I just finished reading a book that I highly recommend for others to read. Not because I agreed with everything in it or because it is necessarily spiritually transformative, but because it presents a constructive, faith affirming approach to a topic that is generally written about in destructive ways.
A few months ago Scot McKnight
recommended to me Peter Enns' Inspiration and Incarnation: Evangelicals and the Problem of the Old Testament
. This book explores some of the difficult questions regarding cultural influences on the Bible, the diversity of theological views present in it, and whether or not it is necessarily unique. These are not new questions and have been bantered around the academic world for some time now, but most lay accessible books on these ideas take one of two negative approaches. They either present these cultural and historical facts in order to prove that the Bible is not to be trusted and that therefore Christian faith is misguided. Or the books are written from a defensive standpoint in order to generally deny the validity of the historical facts so as to prove the Bible trustworthy. These agendas on both extreme are lacking for the reader who is not persuaded to give up either her faith or her intellect.
Peter Enns' book takes a third way in its approach to the conversation. It apologetically assumes an evangelical faith in scripture from the outset and then sets out to explore the historical details in light of that faith. On this approach, the author writes -
The way we can begin to address this issue is to confess at the outset, along with the historic Christian church, that the Bible is the word of God. That is our starting point, a confession of faith, not creating a standard of what the Bible should look like and then assessing the Bible on the basis of that standard. If we begin with the confession that the Bible is God's word, that it ultimately comes from him, that it is what the Spirit of God wanted it to be, that there is no place in all the messiness of the Old Testament where God says, "Oops, I didn't really mean to put it that way - I'd like to try again, please" - if we begin there, we have the freedom to look honestly and deeply at what God is doing in the Bible." p108
I appreciate that perspective. Instead of pretending to be objective in trying to prove one's agenda, I appreciate knowing the author admits the particular lens he is using to view the Bible. It isn't the only approach out there, but I found it refreshing as it led to an exploration of scripture that didn't create a false hierarchy between scripture and history. It is that acceptance of an interpretive tradition and embracing of one's cultural context that I've found lacking in most evangelical treatments of this subject.
Enns places the Bible and modern evangelicals firmly in their historical settings. About the Bible he writes, "It was not an abstract, otherworldly book, dropped out of heaven.

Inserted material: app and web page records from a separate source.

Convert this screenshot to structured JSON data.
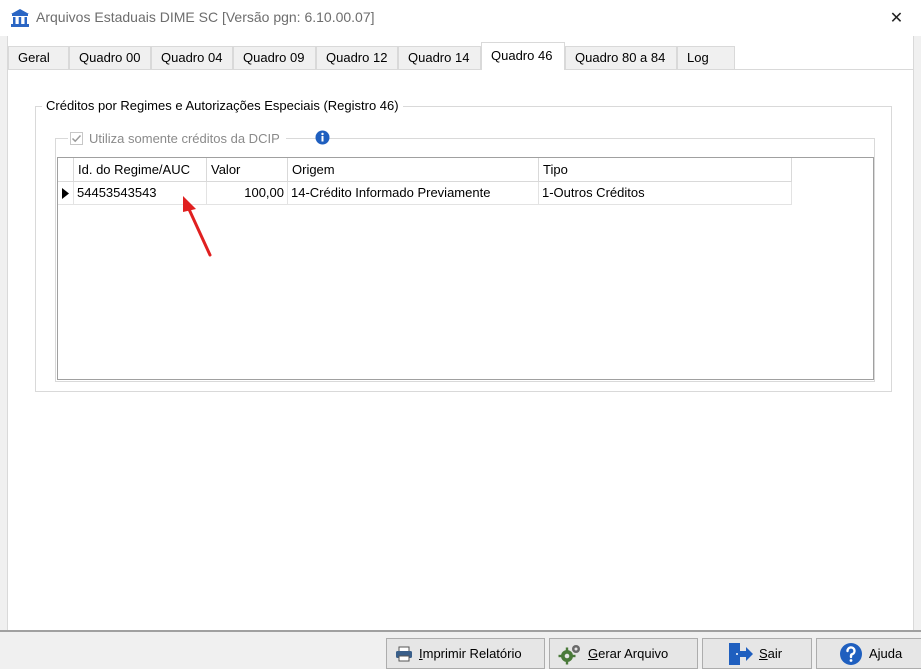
{
  "window": {
    "title": "Arquivos Estaduais DIME SC [Versão pgn: 6.10.00.07]",
    "close_symbol": "✕"
  },
  "tabs": [
    {
      "label": "Geral"
    },
    {
      "label": "Quadro 00"
    },
    {
      "label": "Quadro 04"
    },
    {
      "label": "Quadro 09"
    },
    {
      "label": "Quadro 12"
    },
    {
      "label": "Quadro 14"
    },
    {
      "label": "Quadro 46",
      "active": true
    },
    {
      "label": "Quadro 80 a 84"
    },
    {
      "label": "Log"
    }
  ],
  "group": {
    "title": "Créditos por Regimes e Autorizações Especiais (Registro 46)",
    "dcip_checkbox_label": "Utiliza somente créditos da DCIP",
    "dcip_checked": true
  },
  "grid": {
    "columns": [
      "Id. do Regime/AUC",
      "Valor",
      "Origem",
      "Tipo"
    ],
    "rows": [
      {
        "id": "54453543543",
        "valor": "100,00",
        "origem": "14-Crédito Informado Previamente",
        "tipo": "1-Outros Créditos"
      }
    ]
  },
  "buttons": {
    "print": {
      "mnemonic": "I",
      "rest": "mprimir Relatório"
    },
    "generate": {
      "mnemonic": "G",
      "rest": "erar Arquivo"
    },
    "exit": {
      "mnemonic": "S",
      "rest": "air"
    },
    "help": {
      "mnemonic": "",
      "rest": "Ajuda"
    }
  },
  "colors": {
    "accent": "#1f5fbf",
    "annotation_arrow": "#e02020"
  },
  "icons": {
    "app": "building-icon",
    "info": "info-icon",
    "print": "printer-icon",
    "generate": "gears-icon",
    "exit": "exit-door-icon",
    "help": "help-icon"
  }
}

It was connected to and therefore spoke to those ancient cultures." p.17
and "That the Bible, at every turn, shows how 'connected' it is to its own world is a necessary consequence of God incarnating himself"p20
. The issues arise when both conservatives and liberals approach the Bible expecting it to be something it is not. When we desire for the Bible to speak only to the issues of a modern scientific society we display our arrogance in assuming that we are the only one's God has ever cared about conveying his word to.
The book then presents three issues that have generally not been handled well in evangelical theology. First it explores why the Bible looks so much like other Ancient Near East literature. Then it looks at the theological diversity present within the Bible itself. And finally it looks the sometimes weird (and generally out of context) ways in which the New Testament authors make use of the interpretive traditions of their day to interpret the Old Testament. Basically, is the Bible really unique, does it have integrity, and how should it be interpreted? Each discussion is fascinating and is helpful in that it is very open about the difficult parts of scripture. The result is a unique perspective that sees the Bible as the inspired word of God, but that embraces its very human and cultural elements as God's incarnation to us. We can therefore appreciate its diversity instead of deny it and allow the Bible to be what it is instead of what we wish it would be. So if these are issues you have ever struggled with or are just mildly curious about, I highly recommend this book as an easy, informed, and faith-affirming approach to the subject.
Labels: Book Reviews, History, Theology